Both the Latin and common names are related to flax. Linaria comes from “linum” which is Greek for “flax” and toadflax includes the word “flax.” The leaves of Linaria purpurea resemble flax leaves. According to 17th century English herbalist, John Parkinson, the plant “causes one to make water.” Grown by Tradescant the Elder, 1634. American garden cultivation since 1800’s.
Epimedium grandiflorum Barrenwort, Bishop’s hat Z 5-8
White-lavender flowers in May atop wiry stems look like fantastical birds with too many wings, or a four-cornered bishop’s hat.
White-lavender flowers in May atop wiry stems look like fantastical birds with too many wings, or a four-cornered bishop’s hat. Ornamental heart-shaped leaves and red stems.
Size: 6-12” x 18” slow spreader Care: shade to part shade in well-drained to moist well-drained soil. Once roots established, valuable in dry shade Native: China, Japan & Korea

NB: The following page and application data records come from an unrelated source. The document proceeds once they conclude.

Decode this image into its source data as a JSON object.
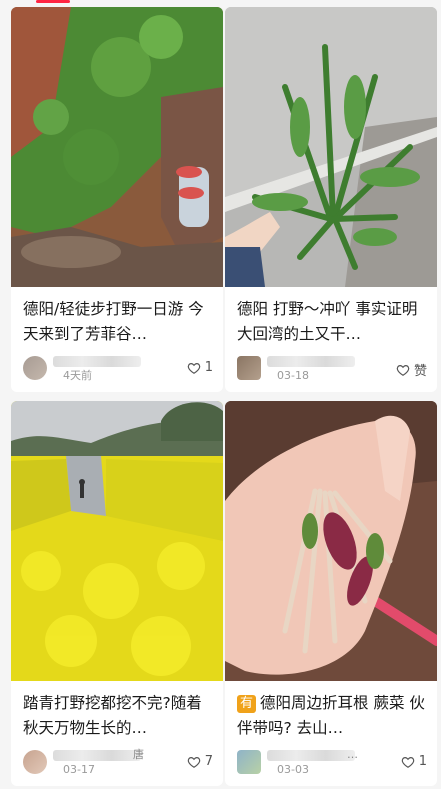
{
  "feed": {
    "cards": [
      {
        "title": "德阳/轻徒步打野一日游 今天来到了芳菲谷…",
        "author_tail": "",
        "date": "4天前",
        "likes": "1"
      },
      {
        "title": "德阳 打野～冲吖 事实证明大回湾的土又干…",
        "author_tail": "",
        "date": "03-18",
        "likes": "赞"
      },
      {
        "title": "踏青打野挖都挖不完?随着秋天万物生长的…",
        "author_tail": "唐",
        "date": "03-17",
        "likes": "7"
      },
      {
        "tag": "有",
        "title": "德阳周边折耳根 蕨菜 伙伴带吗? 去山…",
        "author_tail": "…",
        "date": "03-03",
        "likes": "1"
      }
    ]
  },
  "colors": {
    "accent": "#ff2442",
    "tag": "#f0a21a"
  }
}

Its Chinese name is “Yin Yang Ho” meaning “Licentious goat herb, “ because allegedly an aphrodisiac for goats! In China & Japan thought to remedy impotence, liver ailments & all age related maladies. In Western gardens since 1834.
Chrysanthemum x rubellum ‘Mary Stoker’ Z 4-9
Sprays of large, single warming yellow daisies, blushed with apricot top a bushy mound of light green leaves, Blooms late-summer to late-fall
Small crimson-red bells dangle from July to September
Size: 8’ x 3’ Care: Full sun in humusy, fertile, moist well-drained soil. Mulch around the base. Flowers on current year’s stems so cut back to 6-8” in late winter or early spring.
The genus Clematis was named by Dioscordes, physician in Nero’s army, from klema meaning “climbing plant.” The species 1st collected by the “Father of Texas Botany” Ferdinand Lindheimer in 1830’s. Max Leichtlin of the Baden Botanic Garden sent C. texensis to Kew Botanic Garden in London in 1880. French nurseryman Francisque Morel sent this selection to William Robinson. Robinson named it for his English nursery at Gravetye Manor in 1914